Afghanistan: MSF Returns After Five Years
October 9, 2009
Afghanistan 2009 © Erwin Vantland /MSF
A father and son wait in the emergency ward at Ahmed Shah Baba hospital in eastern Kabul.
After leaving Afghanistan five years ago, Doctors Without Borders/Médecins Sans Frontières (MSF) has started working again in the country's capital, Kabul. The organization’s return this year was motivated by indications that the overall situation for Afghans was getting worse rather than better. Insecurity in Afghanistan has increased, and access to health services is problematic for many Afghans.
MSF is currently working in eastern Kabul in Ahmed Shah Baba hospital, which will be developed into a district hospital that provides a wide range of medical services, including emergency care. The hospital is located in an area that is experiencing rapid population growth as people seek relative safety from the conflict and hope to find work, as is the case for Kabul as a whole.
Soon, MSF will also support the ailing hospital in Lashkargah, the capital of Helmand province in the very heart of the conflict. Because of the hospital’s lack of staff and medicine, few people use it, despite the fact that it is one of only two remaining referral hospitals in the south of Afghanistan.
MSF left Afghanistan in June 2004 after the brutal killing of five of its staff in Badghis province. At that time, many had hoped that Afghanistan was on its way to recovery thanks to a major international investment in development aid. Today that hope has been crushed. The need for emergency medical assistance has once again become acute.

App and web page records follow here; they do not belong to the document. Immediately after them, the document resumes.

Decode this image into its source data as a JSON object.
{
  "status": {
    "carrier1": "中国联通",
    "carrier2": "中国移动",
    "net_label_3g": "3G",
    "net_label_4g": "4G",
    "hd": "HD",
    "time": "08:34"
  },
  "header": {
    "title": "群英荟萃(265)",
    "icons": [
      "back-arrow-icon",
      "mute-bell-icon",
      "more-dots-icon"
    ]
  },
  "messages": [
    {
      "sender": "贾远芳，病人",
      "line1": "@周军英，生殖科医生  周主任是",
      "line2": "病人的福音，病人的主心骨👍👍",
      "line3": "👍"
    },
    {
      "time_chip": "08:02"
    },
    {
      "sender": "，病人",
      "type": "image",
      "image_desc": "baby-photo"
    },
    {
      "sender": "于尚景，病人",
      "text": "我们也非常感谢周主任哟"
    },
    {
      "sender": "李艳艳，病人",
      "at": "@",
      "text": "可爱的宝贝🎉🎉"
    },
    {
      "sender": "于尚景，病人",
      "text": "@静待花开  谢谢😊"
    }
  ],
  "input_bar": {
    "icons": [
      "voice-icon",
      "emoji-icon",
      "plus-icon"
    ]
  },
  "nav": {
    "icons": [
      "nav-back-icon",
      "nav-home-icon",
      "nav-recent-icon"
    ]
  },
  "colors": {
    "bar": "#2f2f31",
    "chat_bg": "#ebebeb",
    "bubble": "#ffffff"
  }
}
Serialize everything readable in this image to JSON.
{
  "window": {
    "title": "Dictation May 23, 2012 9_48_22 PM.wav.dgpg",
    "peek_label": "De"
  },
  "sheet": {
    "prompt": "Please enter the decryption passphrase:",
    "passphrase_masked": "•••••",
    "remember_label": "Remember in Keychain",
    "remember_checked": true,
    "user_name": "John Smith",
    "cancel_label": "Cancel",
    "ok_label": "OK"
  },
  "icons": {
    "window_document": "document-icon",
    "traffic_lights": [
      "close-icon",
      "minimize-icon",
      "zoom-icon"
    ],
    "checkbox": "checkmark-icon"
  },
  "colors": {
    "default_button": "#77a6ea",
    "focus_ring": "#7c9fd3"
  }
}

MSF is not accepting funding from any government for its work in Afghanistan, but chooses to rely solely on private donations.